Monday, October 21, 2013

portrait of a mother


my guilty motherhood issues begin with a pizza.

i made a pizza the other night for dinner. you know. you saw it. it was not an artisanal, made-my-own-dough-from-scratch pizza. not a gluten-free pizza (sorry loverboy). not even a whole wheat pizza. a straight up pillsbury-dough-boy, cheddar-cheese supplementing-the-"pizza"-cheese, cut-up-tomato-masquerading-as-toppings pizza. and i'm not ashamed. i am, kind of. but, really, no i'm not.

loverboy says to me, as we're stealthily shoveling pizza in our faces in the den because it's farther from the nursery and the baby has been sleep-regressing (yeah, that's what we're calling it) and also he can hear your socks crinkling is how light a sleeper he is, "this pizza is totally a rebecca pizza."

"the taste of it reminds me of you. the simplicity of it."

that's when i really looked at the pizza and realized how bad it was. so, either i'm cheap or i'm lacking in finesse or i'm boring. (if you say 'or all of the above' i'll hurl something. probably a cheap pizza.)

i don't know if you know this but being compared to lame pizza is not exactly an ego booster. because here's the thing, the pizza does say something about me.

it says: when i put my mind to it, i can make a very lackluster pizza.

and also: i'm not a perfectionist. and yes, i'm maybe kind of utilitarian. as in, robotic.

i've been accused of being robotic about things before — cooking, usually. which i consider a terrible and accurate criticism. terrible because i do actually like cooking. or i used to. i think. i mean, i love food. i love cooking utensils. i love reading recipes. i like gatherings around food. so, i must like making food, right?

and accurate because, um, bad pizza.
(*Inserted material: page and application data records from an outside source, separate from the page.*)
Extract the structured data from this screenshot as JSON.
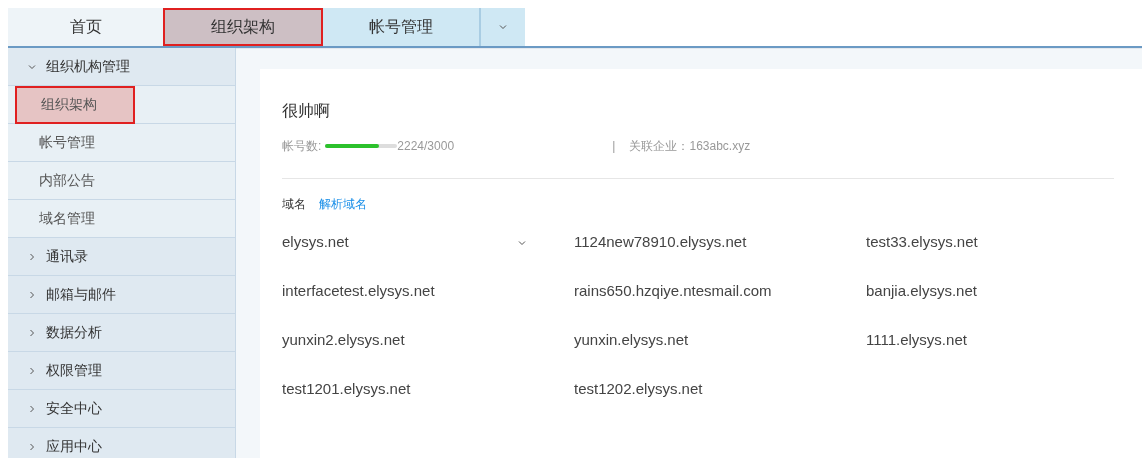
{
  "tabs": [
    {
      "label": "首页",
      "selected": false,
      "highlighted": false
    },
    {
      "label": "组织架构",
      "selected": true,
      "highlighted": true
    },
    {
      "label": "帐号管理",
      "selected": false,
      "highlighted": false
    }
  ],
  "tab_menu": {
    "expanded": false
  },
  "sidebar": {
    "items": [
      {
        "label": "组织机构管理",
        "expanded": true,
        "children": [
          {
            "label": "组织架构",
            "selected": true,
            "highlighted": true
          },
          {
            "label": "帐号管理",
            "selected": false,
            "highlighted": false
          },
          {
            "label": "内部公告",
            "selected": false,
            "highlighted": false
          },
          {
            "label": "域名管理",
            "selected": false,
            "highlighted": false
          }
        ]
      },
      {
        "label": "通讯录",
        "expanded": false
      },
      {
        "label": "邮箱与邮件",
        "expanded": false
      },
      {
        "label": "数据分析",
        "expanded": false
      },
      {
        "label": "权限管理",
        "expanded": false
      },
      {
        "label": "安全中心",
        "expanded": false
      },
      {
        "label": "应用中心",
        "expanded": false
      }
    ]
  },
  "org": {
    "name": "很帅啊",
    "accounts_label": "帐号数:",
    "accounts_meter": {
      "level": 0.74
    },
    "accounts_reading": "2224/3000",
    "separator": "|",
    "company": "关联企业：163abc.xyz"
  },
  "domains": {
    "label": "域名",
    "link": "解析域名",
    "items": [
      {
        "kind": "dropdown",
        "text": "elysys.net"
      },
      {
        "kind": "plain",
        "text": "1124new78910.elysys.net"
      },
      {
        "kind": "plain",
        "text": "test33.elysys.net"
      },
      {
        "kind": "plain",
        "text": "interfacetest.elysys.net"
      },
      {
        "kind": "plain",
        "text": "rains650.hzqiye.ntesmail.com"
      },
      {
        "kind": "plain",
        "text": "banjia.elysys.net"
      },
      {
        "kind": "plain",
        "text": "yunxin2.elysys.net"
      },
      {
        "kind": "plain",
        "text": "yunxin.elysys.net"
      },
      {
        "kind": "plain",
        "text": "1111.elysys.net"
      },
      {
        "kind": "plain",
        "text": "test1201.elysys.net"
      },
      {
        "kind": "plain",
        "text": "test1202.elysys.net"
      }
    ]
  }
}
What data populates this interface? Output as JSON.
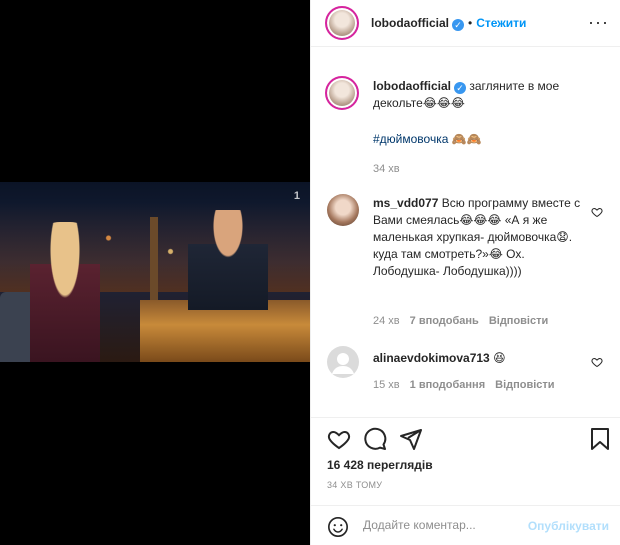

here's the thing—feelings of guilt and inadequacy reach their peak in motherhood. or at least, it seems to be that way in this day and age. everywhere you look, you are reading about what it means to succeed, whether women can have it all, or have enough and what that looks like anyways. and if not, then you're reading about what you should be doing. seriously, my to-do list has hit an all-time freneticness. (i have to say though that loverboy has always been amazingly supportive and helpful and never pressures me to make dinner or complains about what i've made. the pressure and guilt are all self-inflicted.)

but then i had another thought: dinner is at the bottom of my to-do list. and i'm okay with that, at least for right now. (clarification: making dinner is at the bottom. eating it is always at the top!;)

last week was one of those weeks. you know those weeks? when your loverboy is working late hours and it's up to you to entertain, bathe, feed and put the baby down, whilst simultaneously making your own dinner and also, maybe keeping the rest of this machine we call a household going. it is a machine. and yes, sometimes what you get is a cog in the wheel, not roses for smelling. (mixed metaphors are my true artform).

i don't know how anyone else does it. those wonder moms who somehow create culinary masterpieces, work full-time jobs outside the home and probably have 2 or 3 more munchkins than i have. or those single moms who never have an extra set of hands around. let's nominate those women for medals of honor!

mothers are machines, in the best sense of the word. but—and maybe this is my real point?—artists, too.

i may not make a succulent, bon-appetît-worthy spread every night—or even every week.

i may pinterest far more cute, home-made, craftsy projects than i actually do. (i might not even do one.)

i may sometimes take a picture for the sake of having a picture, instead of getting the artsy shot.

i may shop at target instead of cool, vintage stores.

i may occasionally (usually) make pumpkin pie with canned pumpkin.

i may buy my mini cacti at ikea.

but i am an artist.

my artistry is—

learning the perfect kissable spot on wilder's back to get his laughs out.

cooking, blending, freezing, thawing and mixing vegetable after vegetable to find one he likes.

wiping the water away from his eyes during bathtime. and towelling him off ever so gently afterwards, so that he will not get grumpy. 

using special voices to make goodnight gorilla a little more interesting. 

row, row, row-ing your boat on the living room floor during the dinner hour (aka fussy hour), instead of kneading dough in the kitchen. (if i'm gonna knead dough, there better be scones happening!)

there will come a day when i will like the kitchen again and whip out mouthwatering, gourmet dinners (and i dream of jeannie, too;).

but for now, i am shaping something else. he matters more, i think.

thanks to store-bought, pillsbury dough boy pizza crusts everywhere for enabling this true confession of an epiphany,


mother B.


  1. oh boy... i am so scared of those feelings of guilt and inadequacy that i know i'll be dealing with several months from now... i hope i remember to re-read this post when that happens to me. and FWIW, the fact that you MADE a pizza at all is impressive, because even now, without a baby, i've practically got Dominos on speed dial! (jk i just have the phone app- even faster)

  2. i'm saving this. i feel like one day, assuming i have children, this will get me through a tough day or two or many more. lovely.

  3. actually i am saving it because, even if i never have children, i think this will lift my spirits. there is something universal about this, something i loves.